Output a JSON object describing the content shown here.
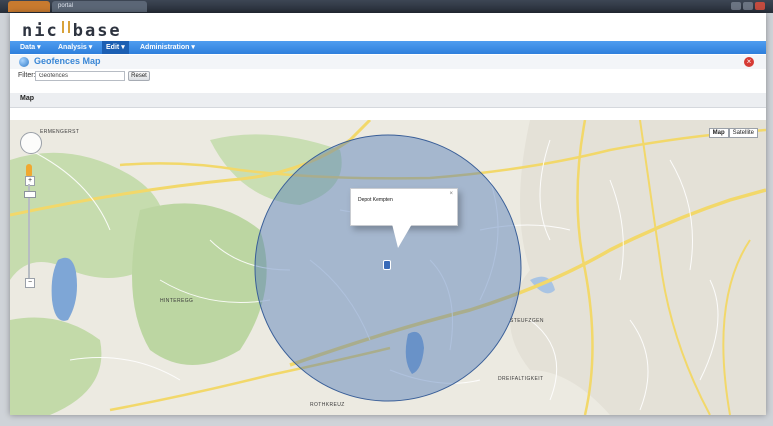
{
  "browser": {
    "tabs": [
      "portal"
    ]
  },
  "app": {
    "logo_left": "nic",
    "logo_right": "base",
    "menu": [
      {
        "label": "Data"
      },
      {
        "label": "Analysis"
      },
      {
        "label": "Edit"
      },
      {
        "label": "Administration"
      }
    ],
    "active_menu": "Edit",
    "page_title": "Geofences Map",
    "filter_label": "Filter:",
    "filter_value": "Geofences",
    "reset_label": "Reset",
    "section_label": "Map"
  },
  "map": {
    "type_buttons": [
      "Map",
      "Satellite"
    ],
    "active_type": "Map",
    "popup_title": "Depot Kempten",
    "popup_close": "×",
    "places": {
      "hintereggs": "HINTEREGG",
      "steufzgen": "STEUFZGEN",
      "rothkreuz": "ROTHKREUZ",
      "dreifaltigkeit": "DREIFALTIGKEIT",
      "ermengerst": "ERMENGERST"
    },
    "colors": {
      "geofence_fill": "#4f79b8",
      "geofence_stroke": "#3a5f98",
      "road_main": "#f2d86a",
      "road_minor": "#ffffff",
      "water": "#7ea6d6",
      "forest": "#b5d19a",
      "land": "#eceae1"
    }
  }
}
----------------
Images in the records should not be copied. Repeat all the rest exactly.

Output a JSON object describing the content shown here.
{
  "browser": {
    "tabs": [
      "portal"
    ]
  },
  "app": {
    "logo_left": "nic",
    "logo_right": "base",
    "menu": [
      {
        "label": "Data"
      },
      {
        "label": "Analysis"
      },
      {
        "label": "Edit"
      },
      {
        "label": "Administration"
      }
    ],
    "active_menu": "Edit",
    "page_title": "Geofences Map",
    "filter_label": "Filter:",
    "filter_value": "Geofences",
    "reset_label": "Reset",
    "section_label": "Map"
  },
  "map": {
    "type_buttons": [
      "Map",
      "Satellite"
    ],
    "active_type": "Map",
    "popup_title": "Depot Kempten",
    "popup_close": "×",
    "places": {
      "hintereggs": "HINTEREGG",
      "steufzgen": "STEUFZGEN",
      "rothkreuz": "ROTHKREUZ",
      "dreifaltigkeit": "DREIFALTIGKEIT",
      "ermengerst": "ERMENGERST"
    },
    "colors": {
      "geofence_fill": "#4f79b8",
      "geofence_stroke": "#3a5f98",
      "road_main": "#f2d86a",
      "road_minor": "#ffffff",
      "water": "#7ea6d6",
      "forest": "#b5d19a",
      "land": "#eceae1"
    }
  }
}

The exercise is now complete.